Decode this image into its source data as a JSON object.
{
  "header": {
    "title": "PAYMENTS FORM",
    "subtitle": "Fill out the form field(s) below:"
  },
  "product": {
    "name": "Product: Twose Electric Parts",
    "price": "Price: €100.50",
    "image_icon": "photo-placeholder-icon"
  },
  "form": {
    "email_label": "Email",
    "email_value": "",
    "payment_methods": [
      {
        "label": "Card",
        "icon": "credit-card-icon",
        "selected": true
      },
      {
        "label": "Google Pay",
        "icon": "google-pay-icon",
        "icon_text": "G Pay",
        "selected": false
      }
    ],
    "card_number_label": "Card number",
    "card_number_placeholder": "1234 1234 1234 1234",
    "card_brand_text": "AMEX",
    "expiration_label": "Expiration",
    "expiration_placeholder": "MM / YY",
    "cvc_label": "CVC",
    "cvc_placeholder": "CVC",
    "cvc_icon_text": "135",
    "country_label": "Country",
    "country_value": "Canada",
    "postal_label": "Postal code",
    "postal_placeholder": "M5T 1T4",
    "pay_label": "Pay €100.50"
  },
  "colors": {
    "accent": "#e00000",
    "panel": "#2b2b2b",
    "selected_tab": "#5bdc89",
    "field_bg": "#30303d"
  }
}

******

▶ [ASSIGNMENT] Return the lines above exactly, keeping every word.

▶ [ANSWER SECTION]
Decode this image into its source data as a JSON object.
{
  "header": {
    "title": "PAYMENTS FORM",
    "subtitle": "Fill out the form field(s) below:"
  },
  "product": {
    "name": "Product: Twose Electric Parts",
    "price": "Price: €100.50",
    "image_icon": "photo-placeholder-icon"
  },
  "form": {
    "email_label": "Email",
    "email_value": "",
    "payment_methods": [
      {
        "label": "Card",
        "icon": "credit-card-icon",
        "selected": true
      },
      {
        "label": "Google Pay",
        "icon": "google-pay-icon",
        "icon_text": "G Pay",
        "selected": false
      }
    ],
    "card_number_label": "Card number",
    "card_number_placeholder": "1234 1234 1234 1234",
    "card_brand_text": "AMEX",
    "expiration_label": "Expiration",
    "expiration_placeholder": "MM / YY",
    "cvc_label": "CVC",
    "cvc_placeholder": "CVC",
    "cvc_icon_text": "135",
    "country_label": "Country",
    "country_value": "Canada",
    "postal_label": "Postal code",
    "postal_placeholder": "M5T 1T4",
    "pay_label": "Pay €100.50"
  },
  "colors": {
    "accent": "#e00000",
    "panel": "#2b2b2b",
    "selected_tab": "#5bdc89",
    "field_bg": "#30303d"
  }
}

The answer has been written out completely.